During his stays in London in 1820 and 1821, Géricault’s fascination for horses and the lower classes of a newly industrialized world led him to study coalmen and other workmen, which seemed ubiquitous in the city, often accompanying wagons drawn by horses. In a large number of works in graphite or watercolor, he immortalized their plight in compositions that often lend a monumental, dramatic quality to their hard work (Bazin, op. cit., nos. 2214-2127, 2131, 2132, 2135, 2149, 2153, 2157, 2157A, 2161, 2164-2166-2171, 2174, 2176-2190 ill.). The present sheet is among the most accomplished and powerful of these works: the wagon and its two horses are depicted at the critical moment when they make a turn, and the coalman is caught in the strenuous effort to make it happen smoothly. This scene is charged with high tension and drama that belies its daily nature, leading Germain Bazin to remark that the drawing evokes ‘almost Michelangelesque strength which recalls the drawings made during the Italian years’ (op. cit., p. 13). A lithograph from 1821 presents a very similar scene in a much less dramatic way (fig.; ibid., no. 2176, ill.).
A much more analytical and detailed study of a horse in graphite alone is depicted on the verso of the sheet.

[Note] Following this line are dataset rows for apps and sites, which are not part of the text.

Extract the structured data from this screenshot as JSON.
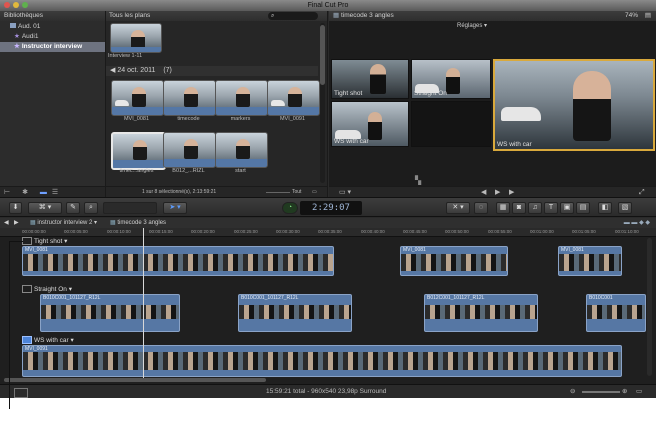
{
  "window": {
    "title": "Final Cut Pro"
  },
  "library": {
    "header": "Bibliothèques",
    "items": [
      {
        "label": "Aud. 01"
      },
      {
        "label": "Audi1"
      },
      {
        "label": "Instructor interview"
      }
    ]
  },
  "browser": {
    "filter": "Tous les plans",
    "top_clip_label": "Interview 1-11",
    "date_group": "24 oct. 2011",
    "date_count": "(7)",
    "clips": [
      {
        "label": "MVI_0081"
      },
      {
        "label": "timecode"
      },
      {
        "label": "markers"
      },
      {
        "label": "MVI_0091"
      },
      {
        "label": "timec...angles"
      },
      {
        "label": "B012_...RIZL"
      },
      {
        "label": "start"
      }
    ],
    "status": "1 sur 8 sélectionné(s), 2:13:59:21",
    "toggle_label": "Tout"
  },
  "viewer": {
    "title": "timecode 3 angles",
    "zoom": "74%",
    "settings_label": "Réglages",
    "angles": [
      {
        "label": "Tight shot"
      },
      {
        "label": "Straight On"
      },
      {
        "label": "WS with car"
      },
      {
        "label": ""
      }
    ],
    "main_label": "WS with car"
  },
  "toolbar": {
    "timecode": "2:29:07"
  },
  "timeline": {
    "breadcrumb_project": "instructor interview 2",
    "breadcrumb_clip": "timecode 3 angles",
    "ruler": [
      "00:00:00:00",
      "00:00:05:00",
      "00:00:10:00",
      "00:00:15:00",
      "00:00:20:00",
      "00:00:25:00",
      "00:00:30:00",
      "00:00:35:00",
      "00:00:40:00",
      "00:00:45:00",
      "00:00:50:00",
      "00:00:55:00",
      "00:01:00:00",
      "00:01:05:00",
      "00:01:10:00",
      "00:01:15:00"
    ],
    "angles": [
      {
        "name": "Tight shot",
        "clips": [
          "MVI_0081",
          "MVI_0081",
          "MVI_0081"
        ]
      },
      {
        "name": "Straight On",
        "clips": [
          "B010C001_101127_R12L",
          "B010C001_101127_R12L",
          "B012C001_101127_R12L",
          "B010C001"
        ]
      },
      {
        "name": "WS with car",
        "clips": [
          "MVI_0091"
        ]
      }
    ],
    "status": "15:59:21 total - 960x540 23,98p Surround"
  }
}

Fig. Jean-Louis-André-Théodore Géricault, The coal wagon, lithograph, The Metropolitan Museum of Art, New York